For today’s blog I wanted to cover habit stacking and the power that stacking your habits can bring to your life.
So, the first thing I hear you ask is, ‘Pete, what on earth is habit stacking?’.
All of us have habits. Things that we probably do sub-consciously because they have almost become ingrained into our very being; brushing your teeth in the morning, having a cup of tea or coffee as soon as you possibly can after waking.
We also all have bad habits. I’ll be the first to admit that in the past I’ve had some very bad habits; I used to drink, I used to smoke, I used to gamble, I used to eat a lot of junk food. But over the years I’ve managed to change these bad habits and replace them with good habits. So now, where I used to gamble, I meditate; where I used to drink, I now write in my journal every day; and where I used to eat junk food, I exercise daily. I also give myself a positive talk every single day. All of these things are positive habits and these are the things that habit stacking builds on. And really that is habit stacking in a nutshell; you stack new habits onto those habits you are already doing.
The key to habit stacking is to make the new habit achievable and make sure you schedule it in for the right time of the day. So, an example; you want to meditate. You need to schedule this in at a time when this is possible for you. So if you know that you’re at your busiest at 3pm in the afternoon, don’t even think about trying to meditate. But hang on, you’ve got a spare ten minutes in the morning, before the day ramps up, how about putting it in there? So then you have to think, ‘what habit do I have in the morning on to which I can stack meditating?’. Let’s choose brushing teeth because this is something that I have to do first thing.

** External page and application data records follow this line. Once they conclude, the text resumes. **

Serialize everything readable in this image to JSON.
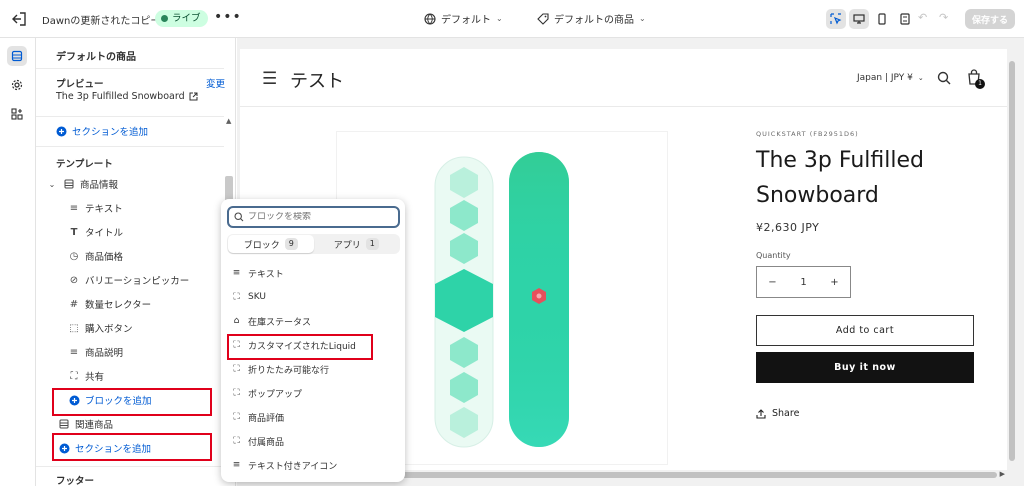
{
  "topbar": {
    "theme_name": "Dawnの更新されたコピー",
    "live_label": "ライブ",
    "more_label": "•••",
    "template_selector": "デフォルト",
    "product_selector": "デフォルトの商品",
    "undo_icon": "↶",
    "redo_icon": "↷",
    "save_label": "保存する"
  },
  "sidebar": {
    "title": "デフォルトの商品",
    "preview_label": "プレビュー",
    "change_label": "変更",
    "preview_product": "The 3p Fulfilled Snowboard",
    "add_section_label": "セクションを追加",
    "template_label": "テンプレート",
    "product_info_label": "商品情報",
    "blocks": [
      {
        "label": "テキスト",
        "icon": "≡"
      },
      {
        "label": "タイトル",
        "icon": "T"
      },
      {
        "label": "商品価格",
        "icon": "◷"
      },
      {
        "label": "バリエーションピッカー",
        "icon": "⊘"
      },
      {
        "label": "数量セレクター",
        "icon": "#"
      },
      {
        "label": "購入ボタン",
        "icon": "⬚"
      },
      {
        "label": "商品説明",
        "icon": "≡"
      },
      {
        "label": "共有",
        "icon": "⛶"
      }
    ],
    "add_block_label": "ブロックを追加",
    "related_label": "関連商品",
    "add_section_label_2": "セクションを追加",
    "footer_label": "フッター"
  },
  "popover": {
    "search_placeholder": "ブロックを検索",
    "tabs": [
      {
        "label": "ブロック",
        "count": "9"
      },
      {
        "label": "アプリ",
        "count": "1"
      }
    ],
    "items": [
      {
        "label": "テキスト",
        "icon": "≡"
      },
      {
        "label": "SKU",
        "icon": "⛶"
      },
      {
        "label": "在庫ステータス",
        "icon": "⌂"
      },
      {
        "label": "カスタマイズされたLiquid",
        "icon": "⛶"
      },
      {
        "label": "折りたたみ可能な行",
        "icon": "⛶"
      },
      {
        "label": "ポップアップ",
        "icon": "⛶"
      },
      {
        "label": "商品評価",
        "icon": "⛶"
      },
      {
        "label": "付属商品",
        "icon": "⛶"
      },
      {
        "label": "テキスト付きアイコン",
        "icon": "≡"
      }
    ]
  },
  "store": {
    "brand": "テスト",
    "locale": "Japan | JPY ¥",
    "cart_count": "1",
    "vendor": "QUICKSTART (FB2951D6)",
    "product_title": "The 3p Fulfilled Snowboard",
    "price": "¥2,630 JPY",
    "quantity_label": "Quantity",
    "quantity_value": "1",
    "minus": "−",
    "plus": "+",
    "add_to_cart": "Add to cart",
    "buy_now": "Buy it now",
    "share": "Share"
  },
  "colors": {
    "accent_blue": "#005bd3",
    "highlight_red": "#e0001b",
    "live_green": "#29845a",
    "board_teal": "#2ed3a8"
  }
}
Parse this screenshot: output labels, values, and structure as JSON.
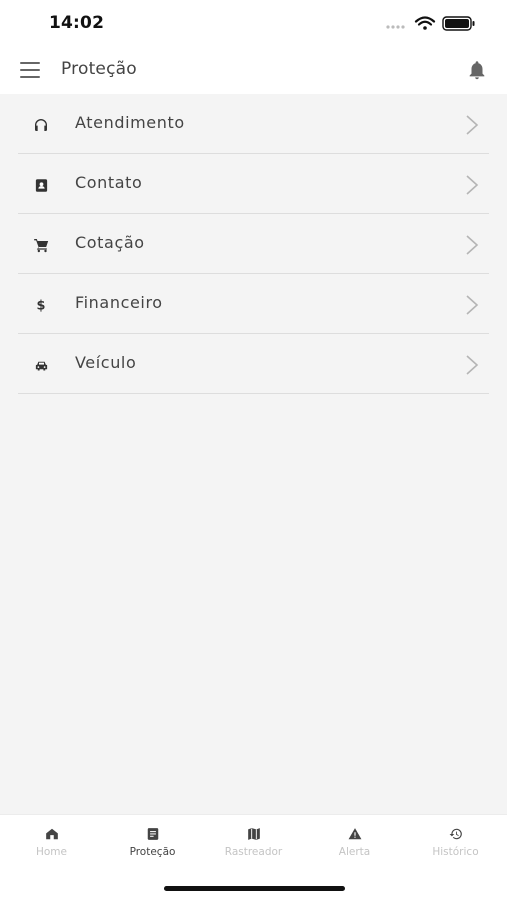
{
  "status_bar": {
    "time": "14:02"
  },
  "header": {
    "title": "Proteção"
  },
  "menu": {
    "items": [
      {
        "label": "Atendimento",
        "icon": "headphones-icon"
      },
      {
        "label": "Contato",
        "icon": "contact-card-icon"
      },
      {
        "label": "Cotação",
        "icon": "cart-icon"
      },
      {
        "label": "Financeiro",
        "icon": "dollar-icon"
      },
      {
        "label": "Veículo",
        "icon": "car-icon"
      }
    ]
  },
  "tabs": [
    {
      "label": "Home",
      "icon": "home-icon",
      "active": false
    },
    {
      "label": "Proteção",
      "icon": "document-icon",
      "active": true
    },
    {
      "label": "Rastreador",
      "icon": "map-icon",
      "active": false
    },
    {
      "label": "Alerta",
      "icon": "warning-icon",
      "active": false
    },
    {
      "label": "Histórico",
      "icon": "history-icon",
      "active": false
    }
  ],
  "colors": {
    "background": "#f4f4f4",
    "active_tab": "#444444",
    "inactive_tab": "#c4c4c4"
  }
}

Your habit stacking becomes, “I will brush my teeth, then I will meditate for five minutes”. You know you’re going to brush your teeth every morning, so by stacking a positive habit, the meditation, on top, you’re more likely to keep doing it. Your habit of brushing your teeth in the morning now becomes, ‘brush teeth and then meditate’. Once your post teeth brushing meditation becomes more automatic for you, you can begin to increase your meditation time
The beauty of habit stacking is that you’re not relying on willpower to achieve your new aims. You’re piggy-backing those wonderful new habits you wish to achieve onto those habits that are already deeply ingrained into your life.
So the best way to approach habit stacking is to take a look at what you want to achieve and set out when would be the best time to achieve them. Remember to think small in the beginning; big habits = small habits + time. Write down the habits you want to achieve and then write down the habit you’re going to attach to.
Here are some examples of habit stacks I currently have in my life:
After I wake up, I will immediately drink a pint of water.
After I brush my teeth, I will meditate for 15 minutes.
After I meditate for 15 minutes, I will check my email for 10 minutes.
After checking my emails for 10 minutes I will eat my healthy breakfast.
After I have eaten my healthy breakfast I will take a shower.
All of these things have now become natural for me. So if I wanted to increase my meditation to 20 minutes, it’s a lot easier to do that because I’m not starting a new habit, I’m just increasing the time spent on an existing habit. And just like I don’t feel right if I haven’t brushed my teeth in the morning, I feel out of sorts if I haven’t meditated for 15 minutes.
I’ve chosen morning habit stacks to show you how I do things but I also have habits stacked throughout the day. It’s down to you to think about what suits you the best.
So if you want to start habit stacking, give it a go. Write down your daily habits on a piece of paper and look for places where you can add one small, new habit.
Say you want to eat healthier snacks throughout the day. You’ve highlighted a habit that you take a bathroom break at 10.15 am. Once you come back from the bathroom, your habit stack is to eat an apple or banana.
And that’s it, that’s your stack. Once you get the hang of it you can build on your current stack or create new ones.
Remember, start small and build. Most people can’t make huge, sweeping changes at once and then sustain them because that takes a huge amount of willpower which humans just aren’t designed to maintain.
This is quite a simple concept but it is very, very effective. I’ve been habit stacking for probably five years and it has had a profound impact on my life.
If you’ve got any questions about habit stacking, please don’t be shy, drop me an email or reach out to me on social channels and let me know what you’re struggling with, or what you’re finding is really working because it’s useful to share.